I went to talk to T Yamamoto about her sustainable sheep breeding program, but came away with a larger perspective. The ideas in this article do not represent a consensus of the Transition group, but I feel that we need to have a conversation about this. T is a founding partner of Wolftown, a non-profit wildlife rehab center here on Vashon, now in its fifteenth year. She has also been working to breed a tough and resilient sheep that is adapted to our mild and moist environment.
As she came out to meet me, she handed me her hat saying, “ This wool was converted from native brush around here.” Until then, I had not known that a sheep can be a browser (brush eater) as well as a grazer (grass eater). Nor could I have had a more tangible and dramatic demonstration of the utility of sheep. We bald animals in this cool, moist world of trees and bushes need wool to survive. Aside from a bit of hay when they need to be confined for short periods, her animals forage only on the trails, the fields and woods around them.
What makes tough resilient breedstock? First off, she says that modern stock, whether sheep, cattle, goats, pigs or fowl, are dependent on modern dewormers and antibiotics, as well as a richer diet and a more protective atmosphere. She wanted a sheep that could handle the heavy parasite load of Vashon Island without getting sick, could drop a healthy lamb outside on a rainy winter’s night, and could do it on a diet of what we have growing here. After toughness, she was looking for good wool and milk production, lastly meat potential. For ten years now, she has brought several different breeds into her experiment, such as Icelandic, Shetland dorset, Scottish blackface, Rue arcot, and Fresian, keeping only the progeny that showed improved characteristics. After ten years, there is definite progress. They no longer have to worm lambs and have very little problems with other diseases. As this flock is Open, not kept away from outside flocks and their diseases, the sheep have been exposed to any number of outside problems. Only the sheep who do not contract anything are then bred.

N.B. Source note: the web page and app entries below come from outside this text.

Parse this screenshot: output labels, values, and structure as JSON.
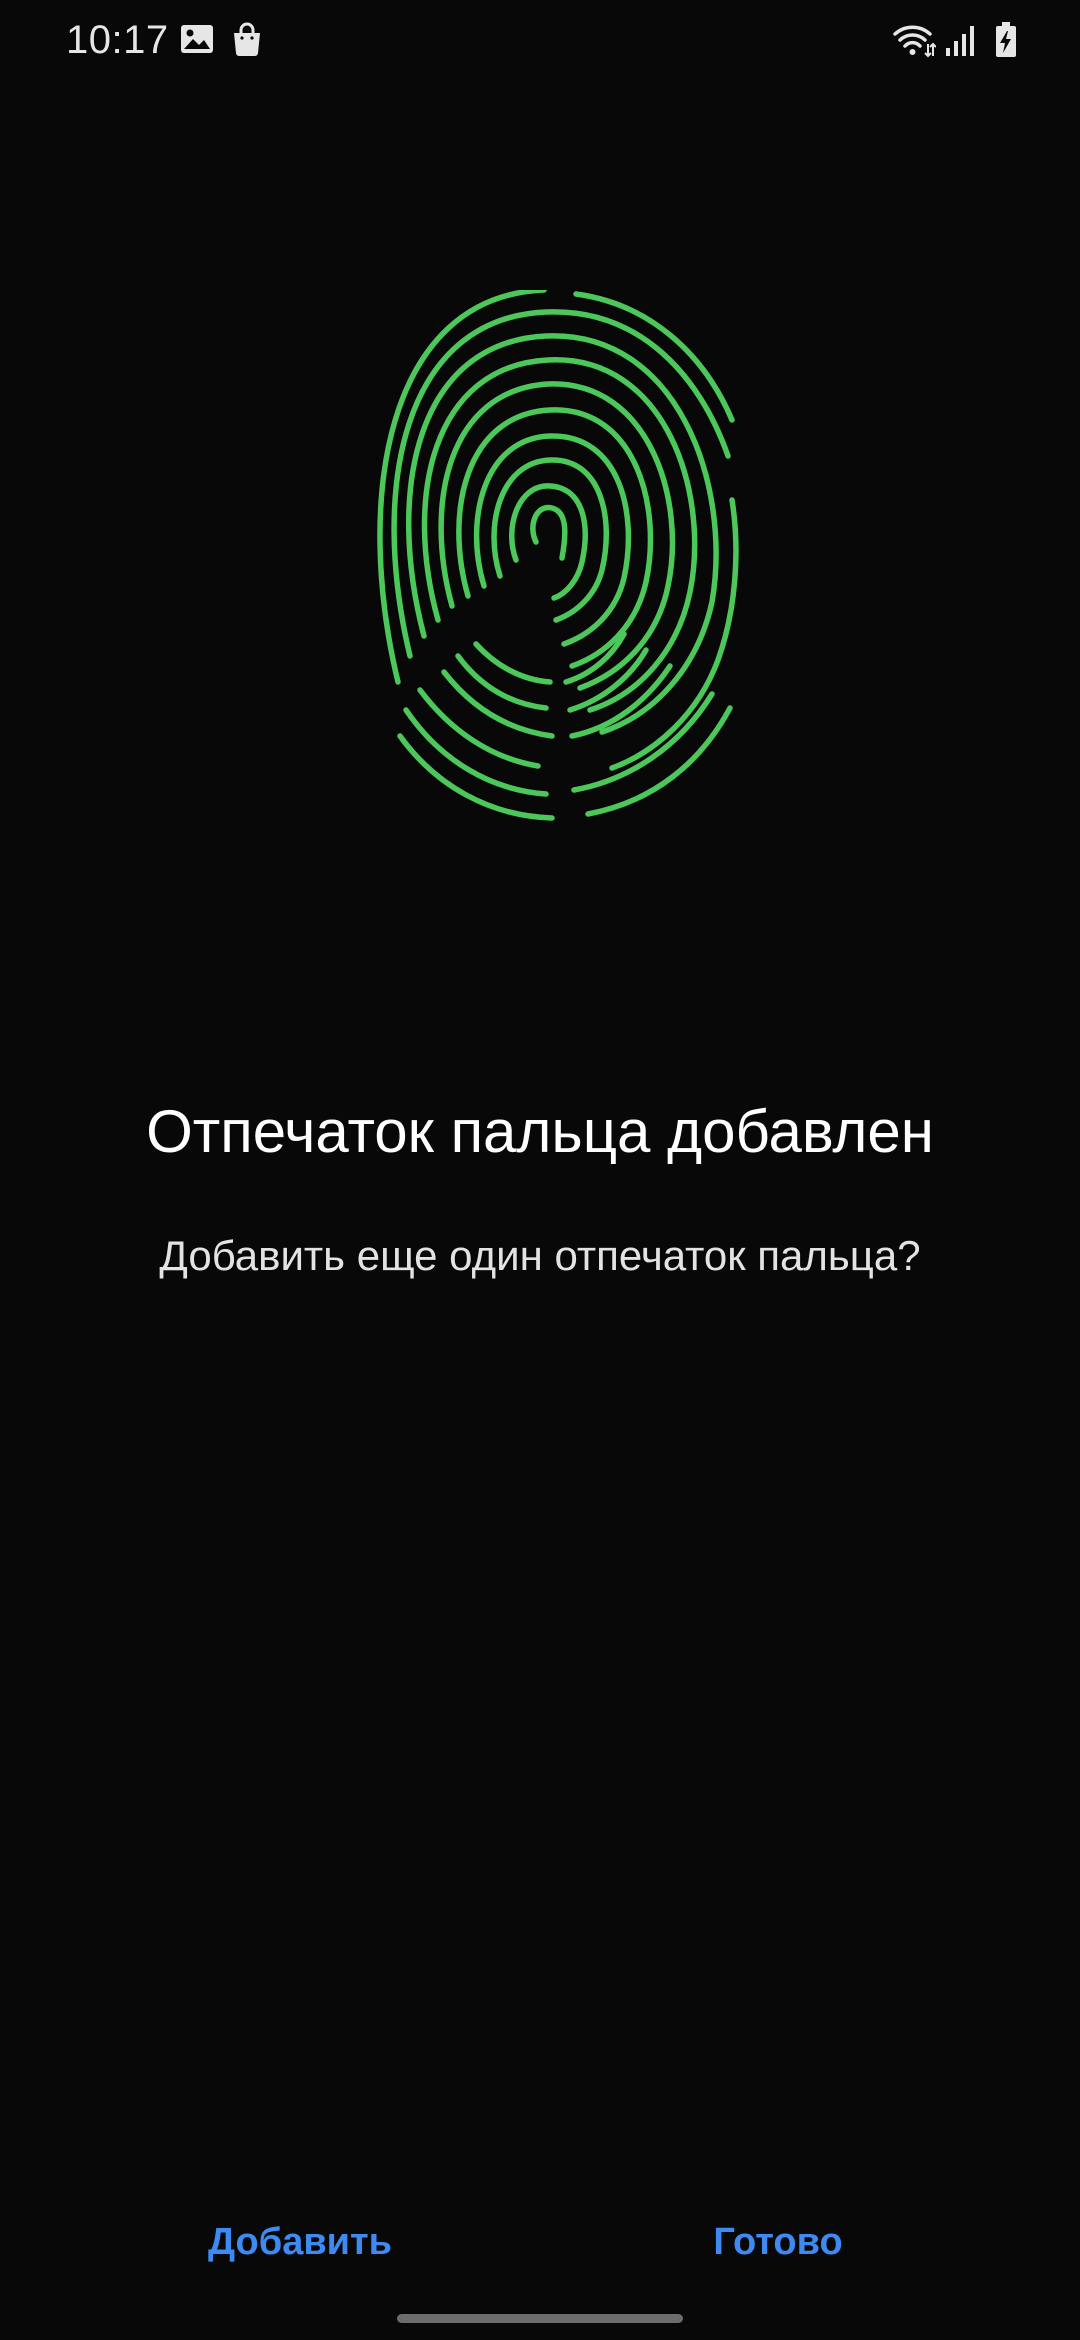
{
  "status_bar": {
    "time": "10:17",
    "icons": [
      "image-icon",
      "shopping-bag-icon",
      "wifi-icon",
      "signal-icon",
      "battery-charging-icon"
    ]
  },
  "fingerprint": {
    "icon": "fingerprint-icon",
    "color": "#4cc75a"
  },
  "main": {
    "title": "Отпечаток пальца добавлен",
    "subtitle": "Добавить еще один отпечаток пальца?"
  },
  "actions": {
    "add_label": "Добавить",
    "done_label": "Готово",
    "accent_color": "#3d8bf2"
  }
}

I expect that in a transitioning future when many things we have today are not available, we will thank her for her foresight and practicality. She would love to have more people sharing her experiment and has stock to sell.
A word on domestication. She sees domestication as an ancient partnership. Did we domesticate sheep or did they domesticate us? It certainly appears that the sheep have done well with our help. For us, even without eating them, the work of their teeth, hooves, and manure are vital to plant production. Another type of domestication is that represented by dogs. T claims that she could not care for her sheep without the help of her working dogs. I have to admit that I was impressed with the enthusiasm and efficiency with which her young border collie, Sweep, the Broom, rounded up her sheep from a half mile down the pasture well out of our sight. Imagine something better than chasing cats and getting stroked for it besides!
T Yamamoto is much more than this. She was fortunate to be raised by a family that depended on both animal husbandry and hunting to provide for themselves. This deep and ancient knowledge of how to live with and partner with animals was second nature to her. Most of us living out of the grocery store know nothing of this. She has offered to teach anyone the arts of hunting, raising sheep, butchering, shearing and processing wool, milking, cheese making, whatever, and asks only that you help out at Wolftown in exchange.
There is a spiritual aspect to her way of life as well. Part of T’s education was understanding the importance of death in the continuance of life. Some of you that eschew the necessity of killing other animals might see her as a harsh and unfeeling person. Far from it, she is a very compassionate person that has given her life to mending the wounds that our civilization has given to animals trying to live in a world that we are slowly crowding them out of. Rather than the warm and fuzzy world that we civilized people like to live in, she prefers to look at the world the way it in fact operates. The death of one is a gift to all that remain, and what makes that noble is the acknowledgement that we each, in turn, will give of ourselves when our time comes.
This is not an apology for industrial feed lots; feeding ruminants grain in crowded feed lots makes them sick, it makes those of us that eat them sick, is unsustainable, and a moral abomination as well. If you are a meat eater, it is important that you understand where your meat comes from. Better still, to participate in taking the life that provides it, so that you can try to resolve in your mind the seeming paradox of compassionate death, and have a deeper understanding of what it means to participate in this great wheel of life of which we are all a part.
If you want to see sheep dogs in action for yourselves, be sure to catch the Sheep Trials this weekend. Sept 31 through Oct 2ndat Misty Isle farm off of Old Mill Road. T will be demonstrating hand shearing, so you can meet and talk to her there.
Also, Peter Ray will be showing Into Eternity, a film about the legacy of nuclear waste, at Café Luna, Saturday, Oct. 1, 7-9 pm.
Comments? (Certainly there will be some this week) email@example.com